One reason why the Taliban government collapsed so quickly in late 2001, was because, for most Afghans, the government wasn't doing much besides putting the warring factions out of business. The current Afghan government has introduced reconstruction, which includes thousands of badly needed schools. The Taliban attacks the schools for being "un-Islamic" (educating girls, something the foreign donors insist on). But since the schools educate local children, and are often taught by members of local tribes, the people in the area see all this as something of theirs. Afghanistan's Langham province, in the northeast close to the Pakistani frontier, has been plagued by frequent Taliban attacks on schools and teachers, most recently against a girls' school in late January. As a result, tribal leaders in have decided to begin providing their own security. Several of the local tribes have developed a plan to hire and equip young men to serve as security guards at local schools, and to back them up, if necessary, with tribal militiamen.
This decision has implications on several levels. It does commit the local tribes more openly than in the past to an anti-Taliban stance. But it also signals that the Afghan government is not sufficiently capable of providing security in remote regions. Which means the tribes will cling to their militias in the foreseeable future.
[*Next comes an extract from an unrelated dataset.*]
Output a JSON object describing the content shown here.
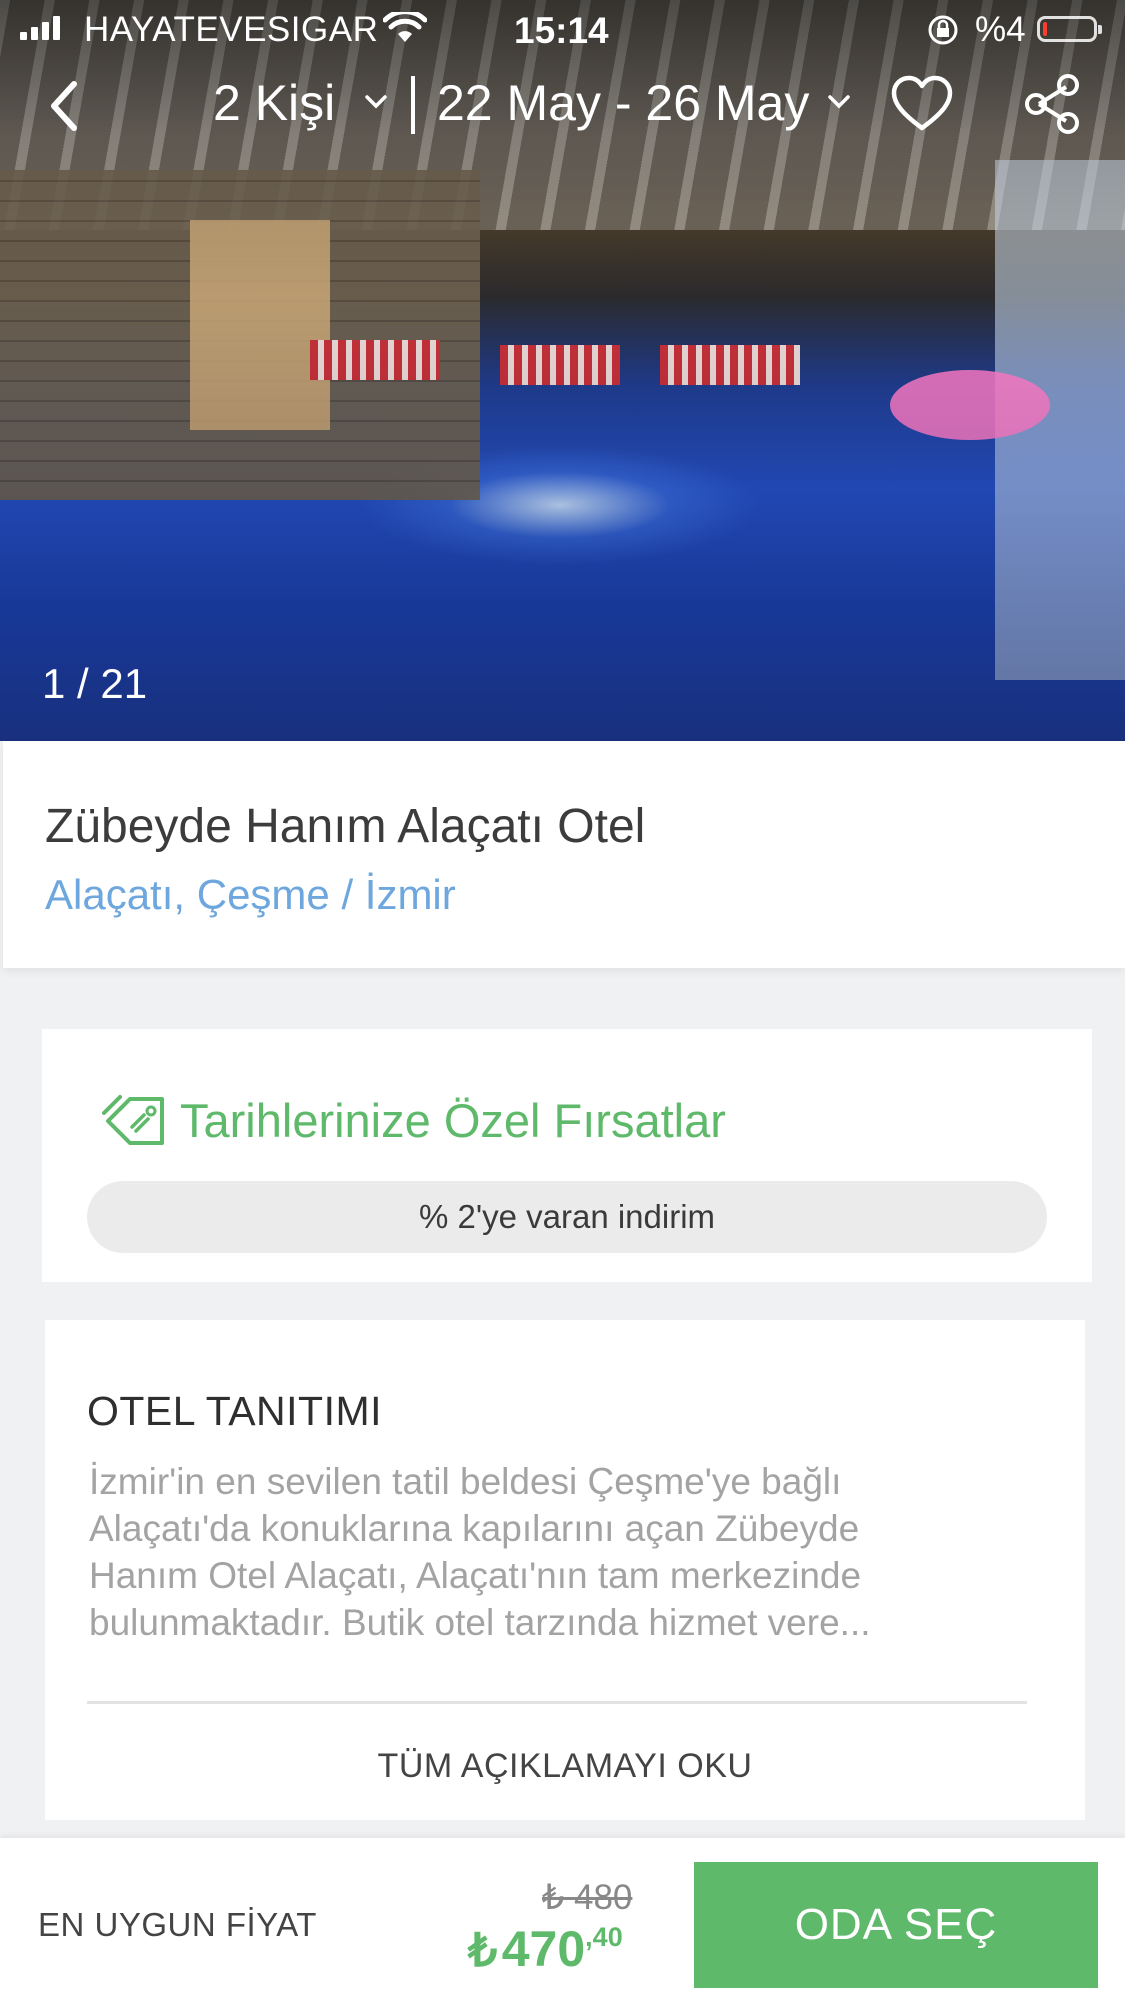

As the government has been trying to get the tribes to give up their militias, often by integrating the fitter men into the National Army or Police.
Taking a longer view, however, the decision of the tribal elders is fully in keeping with the way Afghanistan has always operated, with a relatively weak central government lighting overseeing some aspects of national life, while tribes and local warlords maintain internal security.